“Anthrax is an economically devastating disease for the livestock industry because it can cause the rapid loss of many animals in a short time,” Beth Thompson, South Dakota State Veterinarian, said in a press release.

Anthrax infections are not particularly common in the United States, but certain weather conditions can spark an outbreak.

“Anthrax spores survive indefinitely in contaminated soil, and much of South Dakota has the potential of experiencing an outbreak,” Thompson said. “Significant climate change, such as drought, floods, and winds, can expose anthrax spores to grazing livestock. Alkaline soils, high humidity, and high temperatures present conditions for anthrax spores to vegetate and become infectious to grazing livestock.”
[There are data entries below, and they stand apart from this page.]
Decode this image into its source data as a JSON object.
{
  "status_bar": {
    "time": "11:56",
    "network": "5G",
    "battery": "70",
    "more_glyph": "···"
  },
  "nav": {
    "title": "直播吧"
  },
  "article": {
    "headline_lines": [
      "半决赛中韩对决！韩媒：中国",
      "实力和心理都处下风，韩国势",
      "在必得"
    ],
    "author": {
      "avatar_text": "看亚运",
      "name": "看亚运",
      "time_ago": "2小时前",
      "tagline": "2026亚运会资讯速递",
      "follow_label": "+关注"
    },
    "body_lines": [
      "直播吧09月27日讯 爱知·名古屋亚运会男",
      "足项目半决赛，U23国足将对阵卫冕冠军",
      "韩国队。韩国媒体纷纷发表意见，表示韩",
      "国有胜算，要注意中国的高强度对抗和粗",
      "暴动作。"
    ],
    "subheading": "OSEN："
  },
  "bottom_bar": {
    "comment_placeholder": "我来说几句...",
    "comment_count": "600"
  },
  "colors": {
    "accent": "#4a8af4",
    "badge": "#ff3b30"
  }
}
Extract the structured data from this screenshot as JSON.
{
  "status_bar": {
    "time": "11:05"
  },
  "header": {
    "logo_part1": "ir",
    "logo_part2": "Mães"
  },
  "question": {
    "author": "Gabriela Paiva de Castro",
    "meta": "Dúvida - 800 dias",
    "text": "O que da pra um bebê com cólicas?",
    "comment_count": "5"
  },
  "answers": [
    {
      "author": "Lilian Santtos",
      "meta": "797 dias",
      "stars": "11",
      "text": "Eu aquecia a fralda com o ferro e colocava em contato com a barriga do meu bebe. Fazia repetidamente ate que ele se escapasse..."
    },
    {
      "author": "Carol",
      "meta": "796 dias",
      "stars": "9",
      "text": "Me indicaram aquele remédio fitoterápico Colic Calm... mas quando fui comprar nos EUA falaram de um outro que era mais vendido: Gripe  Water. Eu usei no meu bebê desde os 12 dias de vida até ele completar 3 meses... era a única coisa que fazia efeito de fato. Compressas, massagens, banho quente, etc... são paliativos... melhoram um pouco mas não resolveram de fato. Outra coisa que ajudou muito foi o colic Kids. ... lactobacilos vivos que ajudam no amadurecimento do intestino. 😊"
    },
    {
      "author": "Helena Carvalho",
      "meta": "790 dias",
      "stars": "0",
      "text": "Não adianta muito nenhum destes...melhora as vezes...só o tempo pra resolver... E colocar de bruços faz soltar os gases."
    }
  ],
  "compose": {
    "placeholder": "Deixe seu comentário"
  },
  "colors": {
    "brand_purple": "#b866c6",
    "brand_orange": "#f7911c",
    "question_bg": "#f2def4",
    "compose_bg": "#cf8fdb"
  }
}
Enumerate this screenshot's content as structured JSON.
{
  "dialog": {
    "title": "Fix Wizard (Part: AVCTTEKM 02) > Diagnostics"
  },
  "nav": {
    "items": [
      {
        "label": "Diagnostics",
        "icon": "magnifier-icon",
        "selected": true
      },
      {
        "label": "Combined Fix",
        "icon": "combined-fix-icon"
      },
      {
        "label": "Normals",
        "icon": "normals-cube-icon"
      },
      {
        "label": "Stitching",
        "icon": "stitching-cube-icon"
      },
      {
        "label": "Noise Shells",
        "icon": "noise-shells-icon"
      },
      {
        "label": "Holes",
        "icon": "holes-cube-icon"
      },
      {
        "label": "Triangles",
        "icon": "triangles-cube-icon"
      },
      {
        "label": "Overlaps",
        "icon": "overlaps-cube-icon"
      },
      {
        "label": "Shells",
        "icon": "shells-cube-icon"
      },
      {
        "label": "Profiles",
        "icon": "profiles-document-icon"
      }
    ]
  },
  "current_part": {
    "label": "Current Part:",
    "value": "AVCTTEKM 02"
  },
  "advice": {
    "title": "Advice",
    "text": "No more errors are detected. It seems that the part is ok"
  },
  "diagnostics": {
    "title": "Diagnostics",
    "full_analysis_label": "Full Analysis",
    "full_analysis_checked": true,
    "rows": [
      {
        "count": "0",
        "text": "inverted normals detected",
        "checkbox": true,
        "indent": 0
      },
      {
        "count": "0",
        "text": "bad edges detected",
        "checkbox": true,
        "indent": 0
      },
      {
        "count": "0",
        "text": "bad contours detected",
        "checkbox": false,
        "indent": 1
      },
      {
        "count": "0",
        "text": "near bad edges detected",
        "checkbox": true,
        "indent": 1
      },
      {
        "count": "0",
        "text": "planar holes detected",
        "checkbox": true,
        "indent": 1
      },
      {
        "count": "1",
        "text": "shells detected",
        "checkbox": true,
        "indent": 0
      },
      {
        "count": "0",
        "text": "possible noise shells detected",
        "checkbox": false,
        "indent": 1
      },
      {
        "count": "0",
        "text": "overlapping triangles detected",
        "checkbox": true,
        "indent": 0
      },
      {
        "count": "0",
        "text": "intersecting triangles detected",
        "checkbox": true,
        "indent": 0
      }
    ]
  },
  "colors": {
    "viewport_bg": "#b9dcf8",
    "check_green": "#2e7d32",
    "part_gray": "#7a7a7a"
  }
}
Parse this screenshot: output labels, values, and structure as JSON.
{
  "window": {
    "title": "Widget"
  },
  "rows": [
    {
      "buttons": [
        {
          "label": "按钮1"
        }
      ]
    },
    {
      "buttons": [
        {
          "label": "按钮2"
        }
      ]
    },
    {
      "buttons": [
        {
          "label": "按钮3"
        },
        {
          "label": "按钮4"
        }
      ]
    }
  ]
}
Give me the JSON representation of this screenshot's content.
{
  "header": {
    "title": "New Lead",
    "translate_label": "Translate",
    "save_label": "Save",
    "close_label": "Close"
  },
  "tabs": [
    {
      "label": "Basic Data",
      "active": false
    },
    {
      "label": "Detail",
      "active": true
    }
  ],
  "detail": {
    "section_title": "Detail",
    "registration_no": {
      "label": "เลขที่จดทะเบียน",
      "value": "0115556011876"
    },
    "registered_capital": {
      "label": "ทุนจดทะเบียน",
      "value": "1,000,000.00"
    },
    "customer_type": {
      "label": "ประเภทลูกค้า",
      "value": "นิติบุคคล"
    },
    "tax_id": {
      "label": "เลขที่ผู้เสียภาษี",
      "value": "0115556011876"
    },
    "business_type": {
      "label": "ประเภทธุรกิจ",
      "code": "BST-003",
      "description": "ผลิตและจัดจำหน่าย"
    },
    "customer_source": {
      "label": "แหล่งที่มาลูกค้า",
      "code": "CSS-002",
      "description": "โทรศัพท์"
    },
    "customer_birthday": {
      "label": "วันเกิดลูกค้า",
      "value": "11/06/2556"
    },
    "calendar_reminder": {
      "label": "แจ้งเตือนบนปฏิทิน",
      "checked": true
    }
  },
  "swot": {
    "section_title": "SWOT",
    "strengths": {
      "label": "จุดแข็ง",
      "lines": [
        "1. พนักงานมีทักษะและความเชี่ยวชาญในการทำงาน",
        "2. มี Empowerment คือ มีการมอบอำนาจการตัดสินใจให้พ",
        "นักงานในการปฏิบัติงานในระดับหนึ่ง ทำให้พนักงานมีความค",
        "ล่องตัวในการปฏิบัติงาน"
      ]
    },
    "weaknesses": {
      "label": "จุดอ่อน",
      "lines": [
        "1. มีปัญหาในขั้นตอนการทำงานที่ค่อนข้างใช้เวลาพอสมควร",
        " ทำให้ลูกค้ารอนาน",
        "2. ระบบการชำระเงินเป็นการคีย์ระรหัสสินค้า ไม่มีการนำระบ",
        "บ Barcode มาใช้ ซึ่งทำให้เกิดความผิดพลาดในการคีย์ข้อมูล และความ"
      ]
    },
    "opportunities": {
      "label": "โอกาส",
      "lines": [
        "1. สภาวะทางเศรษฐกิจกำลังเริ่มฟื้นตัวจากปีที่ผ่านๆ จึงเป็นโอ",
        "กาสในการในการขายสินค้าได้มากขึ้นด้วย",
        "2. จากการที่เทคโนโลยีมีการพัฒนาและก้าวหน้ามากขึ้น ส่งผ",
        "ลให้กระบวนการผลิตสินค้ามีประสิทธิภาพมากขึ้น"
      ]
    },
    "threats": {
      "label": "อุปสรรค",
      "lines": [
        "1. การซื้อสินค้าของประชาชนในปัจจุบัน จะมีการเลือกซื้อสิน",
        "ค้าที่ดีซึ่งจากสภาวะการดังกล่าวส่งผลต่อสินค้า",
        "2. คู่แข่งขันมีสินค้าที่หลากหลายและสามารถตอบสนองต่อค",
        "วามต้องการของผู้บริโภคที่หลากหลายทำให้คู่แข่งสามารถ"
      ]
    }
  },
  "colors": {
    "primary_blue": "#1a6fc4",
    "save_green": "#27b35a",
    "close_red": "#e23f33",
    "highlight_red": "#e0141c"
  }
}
Thompson said that strict enforcement of quarantines and proper burning and burial of suspected carcasses is vital to prevent further soil contamination.

“During the summer, producers should take time to check all cattle frequently and promptly investigate any unexpected deaths on pasture, whether in cows, bulls or calves,” Thompson said. “With anthrax and many other diseases, treatments and preventative measures are available, and prompt action can help prevent excessive losses.”

If you suspect anthrax has infected any of your animals, report it immediately to local veterinarians or to the State Veterinarian at 605-773-3321. Thompson warns that suspect carcasses should not be moved until after the cause of death is diagnosed.

Categories: South Dakota News